This is another book I fell in love with because of the cover, in this case the first issue cover, though I do like the cover of Volume One seen above. It reminded me of Aeon Flux, but with a style uniquely its own. I ended up loving the art as much as the cover. The people and places in this futuristic action comic are all jutting angles, while the fight scenes are explosive movement. It takes place in a future city ruled by a defense ministry called The Origami. Rain Oshiro’s past involves them, and she’s trying desperately to get to her future away from them. But time is running out and she has very few people to trust. It feels like the beginning of an amazing science fiction / action film. Shout out to her friend Deyliad who is just the sweetest thing ever.
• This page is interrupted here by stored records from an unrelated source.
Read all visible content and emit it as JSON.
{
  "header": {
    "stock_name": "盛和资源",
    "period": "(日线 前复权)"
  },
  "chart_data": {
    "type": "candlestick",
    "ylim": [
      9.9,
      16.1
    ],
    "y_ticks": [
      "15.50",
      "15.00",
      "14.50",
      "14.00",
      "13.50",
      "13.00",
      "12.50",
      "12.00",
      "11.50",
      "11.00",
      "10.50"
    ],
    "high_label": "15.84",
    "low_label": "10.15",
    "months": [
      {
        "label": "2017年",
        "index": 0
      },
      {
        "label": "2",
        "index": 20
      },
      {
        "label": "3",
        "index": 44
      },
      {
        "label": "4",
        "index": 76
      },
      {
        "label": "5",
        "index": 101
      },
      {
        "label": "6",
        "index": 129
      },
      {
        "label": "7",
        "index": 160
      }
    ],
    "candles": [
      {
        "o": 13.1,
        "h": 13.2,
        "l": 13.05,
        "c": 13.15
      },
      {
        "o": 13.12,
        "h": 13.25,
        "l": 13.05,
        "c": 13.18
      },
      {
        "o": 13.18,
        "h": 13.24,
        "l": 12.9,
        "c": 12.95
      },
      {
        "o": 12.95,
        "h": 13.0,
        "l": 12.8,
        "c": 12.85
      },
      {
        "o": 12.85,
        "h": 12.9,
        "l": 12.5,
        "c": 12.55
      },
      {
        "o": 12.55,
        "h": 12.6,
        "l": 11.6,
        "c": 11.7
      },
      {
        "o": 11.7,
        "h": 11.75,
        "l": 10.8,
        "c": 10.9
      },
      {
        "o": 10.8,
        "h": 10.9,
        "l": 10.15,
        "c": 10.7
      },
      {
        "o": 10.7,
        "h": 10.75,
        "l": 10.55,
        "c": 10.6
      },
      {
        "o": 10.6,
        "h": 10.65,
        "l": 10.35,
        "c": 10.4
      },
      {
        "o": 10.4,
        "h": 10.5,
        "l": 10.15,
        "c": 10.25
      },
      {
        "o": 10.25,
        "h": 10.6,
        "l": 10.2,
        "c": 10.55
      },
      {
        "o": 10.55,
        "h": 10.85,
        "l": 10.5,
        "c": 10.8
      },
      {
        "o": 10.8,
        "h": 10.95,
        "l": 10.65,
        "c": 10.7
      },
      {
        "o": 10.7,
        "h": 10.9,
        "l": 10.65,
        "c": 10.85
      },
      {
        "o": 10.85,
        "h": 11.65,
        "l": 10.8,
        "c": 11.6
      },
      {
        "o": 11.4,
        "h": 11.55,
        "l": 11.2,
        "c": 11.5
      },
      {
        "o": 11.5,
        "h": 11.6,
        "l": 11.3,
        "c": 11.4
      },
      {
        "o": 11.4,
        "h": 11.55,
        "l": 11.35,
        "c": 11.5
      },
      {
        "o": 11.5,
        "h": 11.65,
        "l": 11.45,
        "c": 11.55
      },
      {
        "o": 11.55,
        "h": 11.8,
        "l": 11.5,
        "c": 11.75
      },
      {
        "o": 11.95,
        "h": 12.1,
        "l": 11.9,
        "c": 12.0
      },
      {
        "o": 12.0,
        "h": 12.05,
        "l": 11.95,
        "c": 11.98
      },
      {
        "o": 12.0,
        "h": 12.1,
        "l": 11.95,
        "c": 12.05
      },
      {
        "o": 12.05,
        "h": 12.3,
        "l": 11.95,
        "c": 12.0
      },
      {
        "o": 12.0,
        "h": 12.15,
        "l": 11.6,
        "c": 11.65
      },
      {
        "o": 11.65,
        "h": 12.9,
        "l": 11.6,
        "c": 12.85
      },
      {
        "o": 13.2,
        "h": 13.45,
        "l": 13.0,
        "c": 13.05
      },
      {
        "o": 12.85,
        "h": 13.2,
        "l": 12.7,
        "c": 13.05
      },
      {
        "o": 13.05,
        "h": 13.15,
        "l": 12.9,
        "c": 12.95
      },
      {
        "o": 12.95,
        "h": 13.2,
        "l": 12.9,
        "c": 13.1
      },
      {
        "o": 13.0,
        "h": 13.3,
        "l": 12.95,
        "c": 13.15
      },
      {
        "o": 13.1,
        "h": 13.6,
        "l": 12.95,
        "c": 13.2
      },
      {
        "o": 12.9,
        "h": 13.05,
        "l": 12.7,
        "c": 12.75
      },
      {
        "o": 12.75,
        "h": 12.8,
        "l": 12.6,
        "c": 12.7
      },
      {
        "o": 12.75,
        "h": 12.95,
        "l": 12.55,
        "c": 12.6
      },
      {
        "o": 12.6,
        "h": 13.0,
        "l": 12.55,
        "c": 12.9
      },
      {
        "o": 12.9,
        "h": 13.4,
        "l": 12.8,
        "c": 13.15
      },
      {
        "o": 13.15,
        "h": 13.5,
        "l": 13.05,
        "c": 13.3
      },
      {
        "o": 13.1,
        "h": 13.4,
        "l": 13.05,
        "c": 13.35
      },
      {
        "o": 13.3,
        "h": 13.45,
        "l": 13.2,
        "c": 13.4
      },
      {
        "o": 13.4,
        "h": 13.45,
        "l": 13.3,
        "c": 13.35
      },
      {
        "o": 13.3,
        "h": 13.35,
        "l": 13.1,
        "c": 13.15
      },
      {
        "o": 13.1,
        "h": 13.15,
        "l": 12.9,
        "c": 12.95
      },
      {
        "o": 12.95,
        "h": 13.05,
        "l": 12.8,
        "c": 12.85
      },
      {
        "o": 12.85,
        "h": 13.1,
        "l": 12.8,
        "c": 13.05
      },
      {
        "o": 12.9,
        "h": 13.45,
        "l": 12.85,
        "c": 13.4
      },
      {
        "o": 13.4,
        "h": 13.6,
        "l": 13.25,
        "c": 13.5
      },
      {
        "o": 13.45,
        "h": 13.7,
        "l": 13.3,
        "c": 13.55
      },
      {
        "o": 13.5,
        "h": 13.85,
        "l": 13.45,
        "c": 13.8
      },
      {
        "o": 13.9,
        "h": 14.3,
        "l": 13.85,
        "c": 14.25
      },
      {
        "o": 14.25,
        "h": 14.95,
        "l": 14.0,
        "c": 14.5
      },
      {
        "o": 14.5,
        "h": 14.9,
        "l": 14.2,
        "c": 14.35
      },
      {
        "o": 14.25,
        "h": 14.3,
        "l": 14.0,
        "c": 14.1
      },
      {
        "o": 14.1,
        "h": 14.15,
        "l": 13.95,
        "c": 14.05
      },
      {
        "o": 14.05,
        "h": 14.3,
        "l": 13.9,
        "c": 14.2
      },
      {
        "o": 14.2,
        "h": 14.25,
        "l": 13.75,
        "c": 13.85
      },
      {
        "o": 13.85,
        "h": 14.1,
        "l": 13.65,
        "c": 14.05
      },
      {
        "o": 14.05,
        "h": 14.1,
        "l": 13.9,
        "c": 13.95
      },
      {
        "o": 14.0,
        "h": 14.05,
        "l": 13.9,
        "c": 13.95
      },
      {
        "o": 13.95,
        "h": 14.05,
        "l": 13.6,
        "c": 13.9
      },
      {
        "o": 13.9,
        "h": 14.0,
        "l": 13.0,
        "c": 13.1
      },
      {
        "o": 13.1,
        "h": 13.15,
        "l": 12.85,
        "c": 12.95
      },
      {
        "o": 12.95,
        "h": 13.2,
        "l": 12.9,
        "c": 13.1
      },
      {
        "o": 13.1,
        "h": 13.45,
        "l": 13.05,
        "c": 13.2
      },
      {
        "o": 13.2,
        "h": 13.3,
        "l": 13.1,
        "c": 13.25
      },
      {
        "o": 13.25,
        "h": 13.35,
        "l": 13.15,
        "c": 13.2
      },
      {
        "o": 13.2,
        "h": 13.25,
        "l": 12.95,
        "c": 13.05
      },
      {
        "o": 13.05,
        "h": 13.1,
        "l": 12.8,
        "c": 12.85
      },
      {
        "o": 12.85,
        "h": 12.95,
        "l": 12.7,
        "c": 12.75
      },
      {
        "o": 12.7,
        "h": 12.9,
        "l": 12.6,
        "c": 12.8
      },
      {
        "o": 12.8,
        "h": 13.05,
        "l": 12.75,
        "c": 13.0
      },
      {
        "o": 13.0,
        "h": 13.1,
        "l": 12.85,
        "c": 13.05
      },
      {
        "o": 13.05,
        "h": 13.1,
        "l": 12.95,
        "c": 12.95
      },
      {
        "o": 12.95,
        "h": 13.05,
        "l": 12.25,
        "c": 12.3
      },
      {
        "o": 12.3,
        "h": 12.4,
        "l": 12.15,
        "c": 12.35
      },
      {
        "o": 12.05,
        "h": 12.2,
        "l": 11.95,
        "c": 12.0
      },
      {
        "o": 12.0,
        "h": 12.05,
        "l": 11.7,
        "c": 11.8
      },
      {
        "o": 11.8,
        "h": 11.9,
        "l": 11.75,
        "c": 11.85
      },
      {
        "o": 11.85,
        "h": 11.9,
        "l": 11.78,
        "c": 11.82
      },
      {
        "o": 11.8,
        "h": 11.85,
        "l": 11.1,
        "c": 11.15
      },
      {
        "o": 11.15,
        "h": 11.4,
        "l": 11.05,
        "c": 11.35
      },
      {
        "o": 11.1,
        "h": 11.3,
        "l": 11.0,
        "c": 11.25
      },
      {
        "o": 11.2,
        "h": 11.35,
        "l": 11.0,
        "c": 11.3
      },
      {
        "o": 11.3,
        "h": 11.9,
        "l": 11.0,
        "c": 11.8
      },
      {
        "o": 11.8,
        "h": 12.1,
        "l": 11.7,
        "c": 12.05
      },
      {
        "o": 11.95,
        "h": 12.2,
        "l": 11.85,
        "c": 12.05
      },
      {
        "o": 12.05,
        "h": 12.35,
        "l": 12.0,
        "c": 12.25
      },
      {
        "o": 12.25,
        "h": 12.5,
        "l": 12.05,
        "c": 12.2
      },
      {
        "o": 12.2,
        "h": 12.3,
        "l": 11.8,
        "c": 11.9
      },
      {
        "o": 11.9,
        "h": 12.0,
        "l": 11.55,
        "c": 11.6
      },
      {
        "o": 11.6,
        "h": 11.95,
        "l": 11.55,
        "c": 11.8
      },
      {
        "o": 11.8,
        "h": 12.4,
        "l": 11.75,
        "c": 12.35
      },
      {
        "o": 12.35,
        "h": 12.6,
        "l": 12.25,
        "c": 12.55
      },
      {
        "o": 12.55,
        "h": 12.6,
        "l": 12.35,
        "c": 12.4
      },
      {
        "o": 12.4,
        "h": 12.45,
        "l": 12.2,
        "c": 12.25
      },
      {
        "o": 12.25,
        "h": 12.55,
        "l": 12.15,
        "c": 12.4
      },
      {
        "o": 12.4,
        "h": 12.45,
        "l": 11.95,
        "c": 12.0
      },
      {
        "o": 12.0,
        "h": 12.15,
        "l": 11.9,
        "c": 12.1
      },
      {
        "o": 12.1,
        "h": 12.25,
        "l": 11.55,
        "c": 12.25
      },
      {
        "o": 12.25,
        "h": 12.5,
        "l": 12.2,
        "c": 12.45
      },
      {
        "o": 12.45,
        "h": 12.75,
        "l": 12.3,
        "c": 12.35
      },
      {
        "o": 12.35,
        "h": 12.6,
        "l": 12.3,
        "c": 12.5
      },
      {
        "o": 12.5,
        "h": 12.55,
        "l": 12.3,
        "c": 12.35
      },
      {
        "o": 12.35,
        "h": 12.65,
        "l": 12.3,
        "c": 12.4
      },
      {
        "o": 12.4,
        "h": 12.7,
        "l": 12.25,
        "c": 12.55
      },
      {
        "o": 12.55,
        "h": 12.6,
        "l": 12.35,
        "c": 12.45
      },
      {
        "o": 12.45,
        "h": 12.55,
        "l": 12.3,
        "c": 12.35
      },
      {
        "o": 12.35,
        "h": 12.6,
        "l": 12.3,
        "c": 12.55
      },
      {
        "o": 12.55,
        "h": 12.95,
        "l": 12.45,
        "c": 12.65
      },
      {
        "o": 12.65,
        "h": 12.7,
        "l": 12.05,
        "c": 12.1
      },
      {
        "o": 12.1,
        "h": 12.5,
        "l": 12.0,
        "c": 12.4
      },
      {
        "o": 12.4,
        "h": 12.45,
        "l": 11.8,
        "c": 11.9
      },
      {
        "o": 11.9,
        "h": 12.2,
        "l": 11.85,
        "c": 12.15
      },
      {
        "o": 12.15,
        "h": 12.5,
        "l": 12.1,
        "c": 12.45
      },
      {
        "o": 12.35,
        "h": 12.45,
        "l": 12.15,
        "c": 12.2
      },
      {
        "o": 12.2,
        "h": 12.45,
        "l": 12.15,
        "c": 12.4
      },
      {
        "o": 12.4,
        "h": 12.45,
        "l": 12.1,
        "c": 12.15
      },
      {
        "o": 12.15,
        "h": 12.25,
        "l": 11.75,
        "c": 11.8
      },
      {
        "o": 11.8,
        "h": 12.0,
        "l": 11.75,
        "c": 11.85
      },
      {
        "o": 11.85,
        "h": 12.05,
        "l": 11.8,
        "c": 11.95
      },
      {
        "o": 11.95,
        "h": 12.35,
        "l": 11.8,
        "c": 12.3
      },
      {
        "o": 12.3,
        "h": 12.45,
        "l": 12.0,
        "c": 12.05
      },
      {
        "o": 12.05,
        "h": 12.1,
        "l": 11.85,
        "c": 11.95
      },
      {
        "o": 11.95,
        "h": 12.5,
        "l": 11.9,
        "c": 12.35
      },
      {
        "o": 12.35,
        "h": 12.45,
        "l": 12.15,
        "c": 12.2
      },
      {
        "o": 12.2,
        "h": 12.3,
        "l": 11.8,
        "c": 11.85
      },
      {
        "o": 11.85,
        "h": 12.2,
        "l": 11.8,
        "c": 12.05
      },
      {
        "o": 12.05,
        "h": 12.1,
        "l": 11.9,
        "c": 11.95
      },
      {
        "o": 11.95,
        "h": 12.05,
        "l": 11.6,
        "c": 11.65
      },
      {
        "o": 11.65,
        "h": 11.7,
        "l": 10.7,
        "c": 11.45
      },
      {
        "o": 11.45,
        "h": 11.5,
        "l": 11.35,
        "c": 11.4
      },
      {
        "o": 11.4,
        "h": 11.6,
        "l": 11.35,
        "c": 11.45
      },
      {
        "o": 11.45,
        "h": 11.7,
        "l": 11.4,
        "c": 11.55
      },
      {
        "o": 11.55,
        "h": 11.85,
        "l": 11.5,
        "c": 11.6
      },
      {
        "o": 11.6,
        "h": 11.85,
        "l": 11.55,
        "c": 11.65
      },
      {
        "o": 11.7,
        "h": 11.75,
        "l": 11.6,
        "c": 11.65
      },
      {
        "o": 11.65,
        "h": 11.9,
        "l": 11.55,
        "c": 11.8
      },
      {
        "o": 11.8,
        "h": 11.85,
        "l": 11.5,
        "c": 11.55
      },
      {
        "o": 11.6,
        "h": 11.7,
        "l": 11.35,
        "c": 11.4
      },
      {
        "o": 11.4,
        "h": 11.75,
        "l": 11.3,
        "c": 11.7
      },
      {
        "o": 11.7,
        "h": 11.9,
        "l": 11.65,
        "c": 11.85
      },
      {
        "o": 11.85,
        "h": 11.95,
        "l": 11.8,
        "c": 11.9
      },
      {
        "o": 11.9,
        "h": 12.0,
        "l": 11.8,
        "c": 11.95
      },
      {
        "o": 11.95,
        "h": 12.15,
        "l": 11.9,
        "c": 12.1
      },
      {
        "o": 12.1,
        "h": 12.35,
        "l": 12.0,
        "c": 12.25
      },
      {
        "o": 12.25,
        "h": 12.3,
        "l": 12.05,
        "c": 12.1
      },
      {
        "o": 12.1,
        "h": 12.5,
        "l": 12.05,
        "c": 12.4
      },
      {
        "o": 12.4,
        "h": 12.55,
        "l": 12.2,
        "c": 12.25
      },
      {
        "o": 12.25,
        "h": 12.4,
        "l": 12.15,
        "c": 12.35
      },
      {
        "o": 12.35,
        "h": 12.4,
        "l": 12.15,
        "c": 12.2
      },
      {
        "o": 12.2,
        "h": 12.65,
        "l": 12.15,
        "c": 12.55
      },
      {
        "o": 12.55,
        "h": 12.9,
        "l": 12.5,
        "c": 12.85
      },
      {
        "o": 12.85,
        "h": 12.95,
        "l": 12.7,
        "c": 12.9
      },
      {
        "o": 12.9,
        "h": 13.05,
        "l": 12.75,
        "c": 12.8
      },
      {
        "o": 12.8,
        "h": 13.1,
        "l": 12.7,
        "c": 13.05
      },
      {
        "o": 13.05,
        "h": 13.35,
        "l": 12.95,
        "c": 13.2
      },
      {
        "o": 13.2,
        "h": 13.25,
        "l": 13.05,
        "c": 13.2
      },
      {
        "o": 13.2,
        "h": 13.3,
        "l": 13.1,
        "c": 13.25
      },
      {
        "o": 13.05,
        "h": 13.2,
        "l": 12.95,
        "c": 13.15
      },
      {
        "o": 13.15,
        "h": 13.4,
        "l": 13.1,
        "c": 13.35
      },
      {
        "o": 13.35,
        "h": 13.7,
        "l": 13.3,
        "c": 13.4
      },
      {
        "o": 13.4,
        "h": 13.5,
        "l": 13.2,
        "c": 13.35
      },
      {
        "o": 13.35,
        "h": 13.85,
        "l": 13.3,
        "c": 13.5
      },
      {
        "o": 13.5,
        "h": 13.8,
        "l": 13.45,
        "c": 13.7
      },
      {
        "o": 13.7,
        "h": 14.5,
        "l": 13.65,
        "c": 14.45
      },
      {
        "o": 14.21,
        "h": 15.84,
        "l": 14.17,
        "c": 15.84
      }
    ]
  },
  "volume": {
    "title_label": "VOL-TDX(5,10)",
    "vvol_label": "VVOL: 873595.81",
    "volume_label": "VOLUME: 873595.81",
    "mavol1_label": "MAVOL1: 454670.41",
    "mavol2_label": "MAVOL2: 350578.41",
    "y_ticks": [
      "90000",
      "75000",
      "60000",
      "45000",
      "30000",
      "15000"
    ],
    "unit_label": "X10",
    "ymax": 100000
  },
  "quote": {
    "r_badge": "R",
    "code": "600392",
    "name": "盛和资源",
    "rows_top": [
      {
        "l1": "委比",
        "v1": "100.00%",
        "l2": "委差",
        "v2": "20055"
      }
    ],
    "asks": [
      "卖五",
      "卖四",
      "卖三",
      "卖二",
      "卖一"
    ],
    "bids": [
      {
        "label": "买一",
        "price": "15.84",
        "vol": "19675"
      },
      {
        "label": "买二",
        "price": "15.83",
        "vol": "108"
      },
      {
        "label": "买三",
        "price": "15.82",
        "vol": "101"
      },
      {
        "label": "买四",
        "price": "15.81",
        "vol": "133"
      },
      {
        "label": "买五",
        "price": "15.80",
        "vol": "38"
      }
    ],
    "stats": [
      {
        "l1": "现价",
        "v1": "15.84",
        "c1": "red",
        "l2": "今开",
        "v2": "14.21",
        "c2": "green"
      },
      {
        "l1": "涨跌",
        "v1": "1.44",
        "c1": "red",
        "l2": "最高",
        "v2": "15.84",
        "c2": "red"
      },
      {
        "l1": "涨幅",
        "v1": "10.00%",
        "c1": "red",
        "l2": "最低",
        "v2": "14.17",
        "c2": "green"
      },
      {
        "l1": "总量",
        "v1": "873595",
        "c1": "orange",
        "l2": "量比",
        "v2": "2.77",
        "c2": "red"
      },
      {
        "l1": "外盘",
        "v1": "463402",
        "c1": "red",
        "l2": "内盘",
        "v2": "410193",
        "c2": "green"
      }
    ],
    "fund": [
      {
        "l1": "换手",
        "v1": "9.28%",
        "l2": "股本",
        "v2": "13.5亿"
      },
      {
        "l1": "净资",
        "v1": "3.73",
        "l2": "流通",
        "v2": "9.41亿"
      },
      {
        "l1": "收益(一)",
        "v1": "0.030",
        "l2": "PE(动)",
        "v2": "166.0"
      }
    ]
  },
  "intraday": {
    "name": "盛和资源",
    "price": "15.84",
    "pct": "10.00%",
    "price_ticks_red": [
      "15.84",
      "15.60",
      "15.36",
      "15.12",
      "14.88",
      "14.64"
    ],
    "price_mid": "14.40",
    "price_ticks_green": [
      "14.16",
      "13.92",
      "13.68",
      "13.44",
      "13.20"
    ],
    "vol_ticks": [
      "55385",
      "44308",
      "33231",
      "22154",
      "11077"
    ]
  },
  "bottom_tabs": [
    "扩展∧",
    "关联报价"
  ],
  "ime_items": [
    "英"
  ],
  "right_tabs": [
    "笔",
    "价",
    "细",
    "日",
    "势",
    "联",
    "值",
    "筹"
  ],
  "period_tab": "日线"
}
Trees by Warren Ellis, with art by Jason Howard, and lettering by Fonographix.
Warren Ellis can be an amazing writer when he’s working on his own creations. As a science fiction fan, I’ve read and seen a lot of alien invasion scenarios, but the one in Trees is fresh and interesting. Ten years ago, tall cylindrical alien artifacts descended onto Earth as if humanity didn’t exist, and they’ve been there ever since. Ellis and artist and Jason Howard have created a fascinating world – not quite post-apocalyptic, but certainly heading that way. The Trees haven’t even done almost anything but land, and yet they’ve effectively destroyed whole cities and permanently changed the world. Multiple simultaneous storylines around the world show the devastation and uncover a frightening truth about what may be happening next.
Beyond the diversity in national origin, race, and ethnicity among the major characters, the storyline also includes a significant plotline that centers around diversity of sexual orientation and gender identity. It’s not handled as skillfully as I could have hoped for. Specifically, the first sighting of the trans woman character is appalling. She’s inexplicably standing in her open apartment doorway in her underwear, and the reader is shown her genitals. Because that’s clearly the right way to communicate she’s trans, right?! UGH. Re-reading the book just made me hate that scene more. Obsession with what’s in a trans person’s pants is already a huge problem, no need to play into that with fiction!
Some of the speechifying later in the book is probably a good 101 for a lot of comics readers, but that first misstep is so huge! I’m personally used to Warren Ellis being 90% on target with diversity and his 10% fails being spectacularly bad, but not everyone will be. And it’s a shame that a story with such a big GLBTQ component ends up as something I couldn’t recommend on a list of GLBTQ comics.
Blacking out that one panel from my mind, though, leaves a solid, interesting science fiction comic.
And that’s the list of our favorite science fiction comics and graphic novels! If you have any suggestions, please leave them in the comments – and thanks for sharing on social media or with friends!